Since 2012, all associations have been required by Virginia law to have a complaint procedure in place so that owners have a way to submit written complaints to their association board of directors.  The Common Interest Community Ombudsman Regulations provide specific ways in which associations must deal with owner complaints and time frames for responding to owner’s written complaints.  These Regulations also provide a means for owners to submit certain complaints to the CIC Board Ombudsman when an association has either not responded to an owner’s complaint or the association has responded with a written determination that denies the corrective action sought by the owner (known as a “Final Adverse Decision”). 

There is significant misunderstanding about the types of complaints which are authorized by these Regulations. Owners do not have the right to submit complaints to the Ombudsman for every issue that bothers them about how their Board manages the affairs of the association.  A fairly large number of the complaints to the Ombudsman have not pertained to matters that are either reviewable or actionable by the CIC Board.  Owners also do not have the right to submit complaints to the Ombudsman unless and until they have first submitted a complaint to their association and either not received a response or received a Final Adverse Decision.

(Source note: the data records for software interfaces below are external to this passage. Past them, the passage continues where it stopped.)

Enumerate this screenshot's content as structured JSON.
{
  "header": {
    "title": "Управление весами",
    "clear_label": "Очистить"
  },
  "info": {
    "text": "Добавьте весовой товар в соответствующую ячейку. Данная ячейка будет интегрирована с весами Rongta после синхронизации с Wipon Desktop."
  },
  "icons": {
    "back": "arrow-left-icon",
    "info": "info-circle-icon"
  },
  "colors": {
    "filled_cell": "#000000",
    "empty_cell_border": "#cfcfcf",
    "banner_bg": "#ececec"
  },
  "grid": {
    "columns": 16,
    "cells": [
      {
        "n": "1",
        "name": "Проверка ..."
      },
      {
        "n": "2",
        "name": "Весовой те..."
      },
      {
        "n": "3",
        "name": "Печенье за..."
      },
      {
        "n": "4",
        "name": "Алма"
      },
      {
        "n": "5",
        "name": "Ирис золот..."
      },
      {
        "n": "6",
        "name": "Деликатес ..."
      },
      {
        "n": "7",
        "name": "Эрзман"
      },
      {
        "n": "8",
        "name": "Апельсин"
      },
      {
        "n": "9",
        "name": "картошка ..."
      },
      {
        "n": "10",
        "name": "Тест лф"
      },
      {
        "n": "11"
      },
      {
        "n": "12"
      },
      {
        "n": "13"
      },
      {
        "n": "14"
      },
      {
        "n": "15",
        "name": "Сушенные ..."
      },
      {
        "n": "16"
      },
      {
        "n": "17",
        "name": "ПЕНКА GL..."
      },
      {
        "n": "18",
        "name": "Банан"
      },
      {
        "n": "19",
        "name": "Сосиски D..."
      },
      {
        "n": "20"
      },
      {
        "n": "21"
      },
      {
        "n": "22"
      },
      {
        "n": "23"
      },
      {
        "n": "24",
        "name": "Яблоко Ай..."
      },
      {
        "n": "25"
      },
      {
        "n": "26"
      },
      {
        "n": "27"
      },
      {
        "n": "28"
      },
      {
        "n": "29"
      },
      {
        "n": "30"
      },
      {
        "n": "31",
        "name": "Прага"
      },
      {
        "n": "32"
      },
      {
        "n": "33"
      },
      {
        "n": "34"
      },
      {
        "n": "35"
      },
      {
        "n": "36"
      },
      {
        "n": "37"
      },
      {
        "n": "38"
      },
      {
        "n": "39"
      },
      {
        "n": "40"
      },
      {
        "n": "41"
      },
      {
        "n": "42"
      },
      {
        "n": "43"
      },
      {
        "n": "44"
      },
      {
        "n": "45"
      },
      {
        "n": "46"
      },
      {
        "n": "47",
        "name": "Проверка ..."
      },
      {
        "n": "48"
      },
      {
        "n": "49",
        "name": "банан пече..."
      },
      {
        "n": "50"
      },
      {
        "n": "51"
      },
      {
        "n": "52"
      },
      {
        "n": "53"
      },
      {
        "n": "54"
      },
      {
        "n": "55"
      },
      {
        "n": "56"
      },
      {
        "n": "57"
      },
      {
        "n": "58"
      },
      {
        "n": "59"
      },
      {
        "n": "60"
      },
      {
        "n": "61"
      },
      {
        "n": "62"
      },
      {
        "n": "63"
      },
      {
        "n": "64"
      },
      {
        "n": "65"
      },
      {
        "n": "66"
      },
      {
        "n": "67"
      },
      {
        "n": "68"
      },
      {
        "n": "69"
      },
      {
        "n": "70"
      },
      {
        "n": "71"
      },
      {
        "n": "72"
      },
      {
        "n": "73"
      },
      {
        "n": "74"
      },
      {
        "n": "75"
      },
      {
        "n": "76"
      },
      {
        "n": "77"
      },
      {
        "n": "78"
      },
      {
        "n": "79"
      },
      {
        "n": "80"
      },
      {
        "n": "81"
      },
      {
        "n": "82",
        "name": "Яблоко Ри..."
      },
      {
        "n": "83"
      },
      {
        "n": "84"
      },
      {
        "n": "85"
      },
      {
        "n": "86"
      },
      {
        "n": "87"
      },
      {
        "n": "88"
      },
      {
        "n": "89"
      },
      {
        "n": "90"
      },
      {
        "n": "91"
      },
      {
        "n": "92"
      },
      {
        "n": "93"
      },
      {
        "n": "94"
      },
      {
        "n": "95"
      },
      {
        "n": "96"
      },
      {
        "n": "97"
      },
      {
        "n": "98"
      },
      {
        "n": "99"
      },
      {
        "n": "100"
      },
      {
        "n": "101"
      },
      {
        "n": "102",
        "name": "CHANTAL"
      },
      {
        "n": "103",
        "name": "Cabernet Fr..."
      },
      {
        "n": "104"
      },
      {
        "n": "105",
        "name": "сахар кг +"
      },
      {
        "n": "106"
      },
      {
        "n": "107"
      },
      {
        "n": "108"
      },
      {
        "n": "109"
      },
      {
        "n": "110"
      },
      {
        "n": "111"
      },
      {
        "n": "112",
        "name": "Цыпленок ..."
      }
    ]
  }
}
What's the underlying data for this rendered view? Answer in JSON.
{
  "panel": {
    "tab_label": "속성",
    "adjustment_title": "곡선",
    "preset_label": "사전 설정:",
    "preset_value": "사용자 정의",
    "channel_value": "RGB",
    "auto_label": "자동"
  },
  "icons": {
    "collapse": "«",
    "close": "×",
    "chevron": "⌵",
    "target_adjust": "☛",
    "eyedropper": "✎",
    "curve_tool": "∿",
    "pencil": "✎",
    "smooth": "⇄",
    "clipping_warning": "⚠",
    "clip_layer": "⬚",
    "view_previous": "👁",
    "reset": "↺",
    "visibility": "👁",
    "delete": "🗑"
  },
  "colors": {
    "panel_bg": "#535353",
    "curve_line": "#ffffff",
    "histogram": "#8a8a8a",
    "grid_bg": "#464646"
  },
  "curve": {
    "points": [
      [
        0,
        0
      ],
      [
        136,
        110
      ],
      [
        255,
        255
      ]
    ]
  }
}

Pursuant to the CIC Ombudsman Regulations, the Ombudsman can only review and respond to complaints that are alleging a violation of Common Interest Community statutes or regulations (the Condominium Act, the Property Owners Association Act, The Real Estate Cooperative Act and regulations pertaining to these various Acts).   The Ombudsman’s office cannot respond to complaints regarding violations of an association’s declaration, bylaws, rules and regulations, architectural guidelines or any other internal document that governs an association.  The Ombudsman Regulations can be found at